For the listing that follows, report how many lines contain the word "image", giving the number and no other text.

MATERIALS PROVIDED: Begin

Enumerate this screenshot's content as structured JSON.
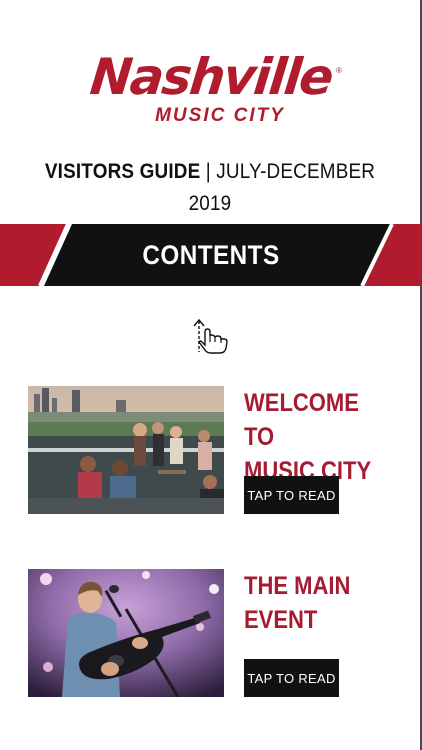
{
  "logo": {
    "wordmark": "Nashville",
    "tagline": "MUSIC CITY",
    "registered": "®"
  },
  "header": {
    "title_bold": "VISITORS GUIDE",
    "separator": "|",
    "edition": "JULY-DECEMBER 2019"
  },
  "banner": {
    "label": "CONTENTS"
  },
  "hint": {
    "icon": "swipe-up-icon"
  },
  "articles": [
    {
      "title_line1": "WELCOME TO",
      "title_line2": "MUSIC CITY",
      "button_label": "TAP TO READ",
      "image": "rooftop-party-photo"
    },
    {
      "title_line1": "THE MAIN",
      "title_line2": "EVENT",
      "button_label": "TAP TO READ",
      "image": "guitarist-performance-photo"
    }
  ],
  "colors": {
    "brand_red": "#b01c2e",
    "headline_red": "#a51b31",
    "banner_black": "#111111",
    "background": "#ffffff"
  }
}
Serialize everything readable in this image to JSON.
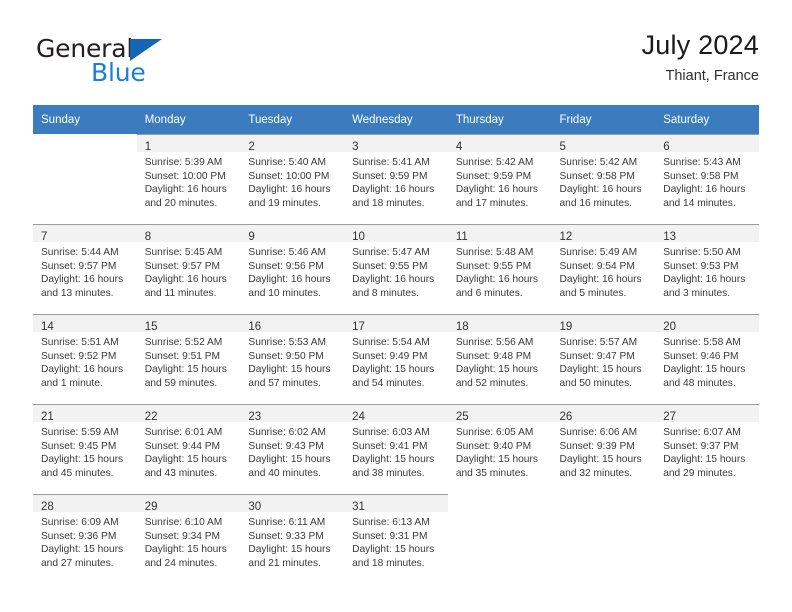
{
  "brand": {
    "name_part1": "General",
    "name_part2": "Blue",
    "logo_icon": "triangle-logo-icon"
  },
  "header": {
    "title": "July 2024",
    "subtitle": "Thiant, France"
  },
  "calendar": {
    "weekday_headers": [
      "Sunday",
      "Monday",
      "Tuesday",
      "Wednesday",
      "Thursday",
      "Friday",
      "Saturday"
    ],
    "accent_color": "#3a7cbe",
    "daynum_bar_color": "#f2f2f2",
    "grid_line_color": "#9c9c9c",
    "weeks": [
      [
        {
          "day": "",
          "sunrise": "",
          "sunset": "",
          "daylight_line1": "",
          "daylight_line2": "",
          "empty": true
        },
        {
          "day": "1",
          "sunrise": "Sunrise: 5:39 AM",
          "sunset": "Sunset: 10:00 PM",
          "daylight_line1": "Daylight: 16 hours",
          "daylight_line2": "and 20 minutes.",
          "empty": false
        },
        {
          "day": "2",
          "sunrise": "Sunrise: 5:40 AM",
          "sunset": "Sunset: 10:00 PM",
          "daylight_line1": "Daylight: 16 hours",
          "daylight_line2": "and 19 minutes.",
          "empty": false
        },
        {
          "day": "3",
          "sunrise": "Sunrise: 5:41 AM",
          "sunset": "Sunset: 9:59 PM",
          "daylight_line1": "Daylight: 16 hours",
          "daylight_line2": "and 18 minutes.",
          "empty": false
        },
        {
          "day": "4",
          "sunrise": "Sunrise: 5:42 AM",
          "sunset": "Sunset: 9:59 PM",
          "daylight_line1": "Daylight: 16 hours",
          "daylight_line2": "and 17 minutes.",
          "empty": false
        },
        {
          "day": "5",
          "sunrise": "Sunrise: 5:42 AM",
          "sunset": "Sunset: 9:58 PM",
          "daylight_line1": "Daylight: 16 hours",
          "daylight_line2": "and 16 minutes.",
          "empty": false
        },
        {
          "day": "6",
          "sunrise": "Sunrise: 5:43 AM",
          "sunset": "Sunset: 9:58 PM",
          "daylight_line1": "Daylight: 16 hours",
          "daylight_line2": "and 14 minutes.",
          "empty": false
        }
      ],
      [
        {
          "day": "7",
          "sunrise": "Sunrise: 5:44 AM",
          "sunset": "Sunset: 9:57 PM",
          "daylight_line1": "Daylight: 16 hours",
          "daylight_line2": "and 13 minutes.",
          "empty": false
        },
        {
          "day": "8",
          "sunrise": "Sunrise: 5:45 AM",
          "sunset": "Sunset: 9:57 PM",
          "daylight_line1": "Daylight: 16 hours",
          "daylight_line2": "and 11 minutes.",
          "empty": false
        },
        {
          "day": "9",
          "sunrise": "Sunrise: 5:46 AM",
          "sunset": "Sunset: 9:56 PM",
          "daylight_line1": "Daylight: 16 hours",
          "daylight_line2": "and 10 minutes.",
          "empty": false
        },
        {
          "day": "10",
          "sunrise": "Sunrise: 5:47 AM",
          "sunset": "Sunset: 9:55 PM",
          "daylight_line1": "Daylight: 16 hours",
          "daylight_line2": "and 8 minutes.",
          "empty": false
        },
        {
          "day": "11",
          "sunrise": "Sunrise: 5:48 AM",
          "sunset": "Sunset: 9:55 PM",
          "daylight_line1": "Daylight: 16 hours",
          "daylight_line2": "and 6 minutes.",
          "empty": false
        },
        {
          "day": "12",
          "sunrise": "Sunrise: 5:49 AM",
          "sunset": "Sunset: 9:54 PM",
          "daylight_line1": "Daylight: 16 hours",
          "daylight_line2": "and 5 minutes.",
          "empty": false
        },
        {
          "day": "13",
          "sunrise": "Sunrise: 5:50 AM",
          "sunset": "Sunset: 9:53 PM",
          "daylight_line1": "Daylight: 16 hours",
          "daylight_line2": "and 3 minutes.",
          "empty": false
        }
      ],
      [
        {
          "day": "14",
          "sunrise": "Sunrise: 5:51 AM",
          "sunset": "Sunset: 9:52 PM",
          "daylight_line1": "Daylight: 16 hours",
          "daylight_line2": "and 1 minute.",
          "empty": false
        },
        {
          "day": "15",
          "sunrise": "Sunrise: 5:52 AM",
          "sunset": "Sunset: 9:51 PM",
          "daylight_line1": "Daylight: 15 hours",
          "daylight_line2": "and 59 minutes.",
          "empty": false
        },
        {
          "day": "16",
          "sunrise": "Sunrise: 5:53 AM",
          "sunset": "Sunset: 9:50 PM",
          "daylight_line1": "Daylight: 15 hours",
          "daylight_line2": "and 57 minutes.",
          "empty": false
        },
        {
          "day": "17",
          "sunrise": "Sunrise: 5:54 AM",
          "sunset": "Sunset: 9:49 PM",
          "daylight_line1": "Daylight: 15 hours",
          "daylight_line2": "and 54 minutes.",
          "empty": false
        },
        {
          "day": "18",
          "sunrise": "Sunrise: 5:56 AM",
          "sunset": "Sunset: 9:48 PM",
          "daylight_line1": "Daylight: 15 hours",
          "daylight_line2": "and 52 minutes.",
          "empty": false
        },
        {
          "day": "19",
          "sunrise": "Sunrise: 5:57 AM",
          "sunset": "Sunset: 9:47 PM",
          "daylight_line1": "Daylight: 15 hours",
          "daylight_line2": "and 50 minutes.",
          "empty": false
        },
        {
          "day": "20",
          "sunrise": "Sunrise: 5:58 AM",
          "sunset": "Sunset: 9:46 PM",
          "daylight_line1": "Daylight: 15 hours",
          "daylight_line2": "and 48 minutes.",
          "empty": false
        }
      ],
      [
        {
          "day": "21",
          "sunrise": "Sunrise: 5:59 AM",
          "sunset": "Sunset: 9:45 PM",
          "daylight_line1": "Daylight: 15 hours",
          "daylight_line2": "and 45 minutes.",
          "empty": false
        },
        {
          "day": "22",
          "sunrise": "Sunrise: 6:01 AM",
          "sunset": "Sunset: 9:44 PM",
          "daylight_line1": "Daylight: 15 hours",
          "daylight_line2": "and 43 minutes.",
          "empty": false
        },
        {
          "day": "23",
          "sunrise": "Sunrise: 6:02 AM",
          "sunset": "Sunset: 9:43 PM",
          "daylight_line1": "Daylight: 15 hours",
          "daylight_line2": "and 40 minutes.",
          "empty": false
        },
        {
          "day": "24",
          "sunrise": "Sunrise: 6:03 AM",
          "sunset": "Sunset: 9:41 PM",
          "daylight_line1": "Daylight: 15 hours",
          "daylight_line2": "and 38 minutes.",
          "empty": false
        },
        {
          "day": "25",
          "sunrise": "Sunrise: 6:05 AM",
          "sunset": "Sunset: 9:40 PM",
          "daylight_line1": "Daylight: 15 hours",
          "daylight_line2": "and 35 minutes.",
          "empty": false
        },
        {
          "day": "26",
          "sunrise": "Sunrise: 6:06 AM",
          "sunset": "Sunset: 9:39 PM",
          "daylight_line1": "Daylight: 15 hours",
          "daylight_line2": "and 32 minutes.",
          "empty": false
        },
        {
          "day": "27",
          "sunrise": "Sunrise: 6:07 AM",
          "sunset": "Sunset: 9:37 PM",
          "daylight_line1": "Daylight: 15 hours",
          "daylight_line2": "and 29 minutes.",
          "empty": false
        }
      ],
      [
        {
          "day": "28",
          "sunrise": "Sunrise: 6:09 AM",
          "sunset": "Sunset: 9:36 PM",
          "daylight_line1": "Daylight: 15 hours",
          "daylight_line2": "and 27 minutes.",
          "empty": false
        },
        {
          "day": "29",
          "sunrise": "Sunrise: 6:10 AM",
          "sunset": "Sunset: 9:34 PM",
          "daylight_line1": "Daylight: 15 hours",
          "daylight_line2": "and 24 minutes.",
          "empty": false
        },
        {
          "day": "30",
          "sunrise": "Sunrise: 6:11 AM",
          "sunset": "Sunset: 9:33 PM",
          "daylight_line1": "Daylight: 15 hours",
          "daylight_line2": "and 21 minutes.",
          "empty": false
        },
        {
          "day": "31",
          "sunrise": "Sunrise: 6:13 AM",
          "sunset": "Sunset: 9:31 PM",
          "daylight_line1": "Daylight: 15 hours",
          "daylight_line2": "and 18 minutes.",
          "empty": false
        },
        {
          "day": "",
          "sunrise": "",
          "sunset": "",
          "daylight_line1": "",
          "daylight_line2": "",
          "empty": true
        },
        {
          "day": "",
          "sunrise": "",
          "sunset": "",
          "daylight_line1": "",
          "daylight_line2": "",
          "empty": true
        },
        {
          "day": "",
          "sunrise": "",
          "sunset": "",
          "daylight_line1": "",
          "daylight_line2": "",
          "empty": true
        }
      ]
    ]
  }
}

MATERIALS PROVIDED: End

### SOLUTION:
3